prairie dog

[′prer·ē ‚dȯg]
(vertebrate zoology)
The common name for three species of stout, fossorial rodents belonging to the genus Cynomys in the family Sciuridae; all have a short, flat tail, small ears, and short limbs terminating in long claws.

prairie dog

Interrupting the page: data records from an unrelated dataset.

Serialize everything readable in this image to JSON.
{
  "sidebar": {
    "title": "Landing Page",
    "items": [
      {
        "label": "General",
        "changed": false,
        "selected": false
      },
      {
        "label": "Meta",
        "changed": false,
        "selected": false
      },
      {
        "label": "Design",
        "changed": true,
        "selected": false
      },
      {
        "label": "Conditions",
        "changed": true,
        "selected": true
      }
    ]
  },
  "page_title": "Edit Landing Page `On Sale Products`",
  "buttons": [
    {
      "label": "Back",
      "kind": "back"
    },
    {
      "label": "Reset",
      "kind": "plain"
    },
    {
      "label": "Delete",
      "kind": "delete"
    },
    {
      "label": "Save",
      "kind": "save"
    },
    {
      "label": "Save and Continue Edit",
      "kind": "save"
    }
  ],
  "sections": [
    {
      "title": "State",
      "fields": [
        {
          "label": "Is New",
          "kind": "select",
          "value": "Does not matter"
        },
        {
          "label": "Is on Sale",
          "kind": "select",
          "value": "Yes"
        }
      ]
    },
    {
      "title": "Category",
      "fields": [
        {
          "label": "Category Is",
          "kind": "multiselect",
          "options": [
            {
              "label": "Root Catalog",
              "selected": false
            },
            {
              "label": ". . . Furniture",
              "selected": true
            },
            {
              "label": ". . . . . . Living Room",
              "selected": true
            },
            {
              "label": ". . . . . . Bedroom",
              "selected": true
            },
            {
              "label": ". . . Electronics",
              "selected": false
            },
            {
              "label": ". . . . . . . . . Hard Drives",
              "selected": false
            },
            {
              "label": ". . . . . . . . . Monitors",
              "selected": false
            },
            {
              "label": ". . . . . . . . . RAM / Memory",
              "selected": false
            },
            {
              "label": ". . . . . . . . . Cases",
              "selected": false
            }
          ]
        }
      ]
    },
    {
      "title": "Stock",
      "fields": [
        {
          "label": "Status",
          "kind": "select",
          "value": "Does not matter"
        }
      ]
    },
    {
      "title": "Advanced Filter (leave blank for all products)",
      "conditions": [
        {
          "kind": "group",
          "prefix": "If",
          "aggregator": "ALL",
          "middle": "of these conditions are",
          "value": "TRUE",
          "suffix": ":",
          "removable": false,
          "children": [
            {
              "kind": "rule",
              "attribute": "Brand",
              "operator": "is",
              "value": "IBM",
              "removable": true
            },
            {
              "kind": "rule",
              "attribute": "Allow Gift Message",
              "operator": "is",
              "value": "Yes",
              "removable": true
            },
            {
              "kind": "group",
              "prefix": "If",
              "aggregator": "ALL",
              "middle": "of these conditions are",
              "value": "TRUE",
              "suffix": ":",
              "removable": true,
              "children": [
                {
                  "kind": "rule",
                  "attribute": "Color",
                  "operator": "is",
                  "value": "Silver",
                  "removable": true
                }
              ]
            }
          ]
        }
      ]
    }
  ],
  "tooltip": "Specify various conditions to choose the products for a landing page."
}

any of several gregarious sciurine rodents of the genus Cynomys, such as C. ludovicianus, that live in large complex burrows in the prairies of North America
References in periodicals archive ?
Researchers build a fence around old prairie-dog burrows and put the ferrets in when they are a couple of months old.
Additionally, they apply pesticides to the networks of burrows that make up prairie-dog towns.
Many other animals also depend on prairie-dog towns.
Clark gave a hint of the busy ecology of a prairie-dog town in his September 7, 1804, account of "a Village of Small a[n]imals that burrow in the [ground.
Once thought to number 5 billion, prairie-dog populations have declined by at least 98 percent since Lewis and Clark's day.
And the Blackfeet Indian tribe has returned nearly a hundred swift foxes to an existing prairie-dog colony on their Montana reservation--restoring a relationship first noted by Lewis: "There is a remarkable small fox which associate in large communities and burrow in the praries something like the small wolf .
Before and after the annual conference of the Outdoor Writers Association of America in South Dakota last June, members were treated to prairie-dog hunts by gun manufacturers.
So Torbit's team invited biologists from the prairie-dog states to Denver for a habitat-mapping session.
John's wife and four kids are all prairie-dog watchers too.
Perched on an observation tower near a prairie-dog colony, Slobodchikoff uses a powerful microphone, tape recorder, and video camera to capture prairie dog sights and sounds.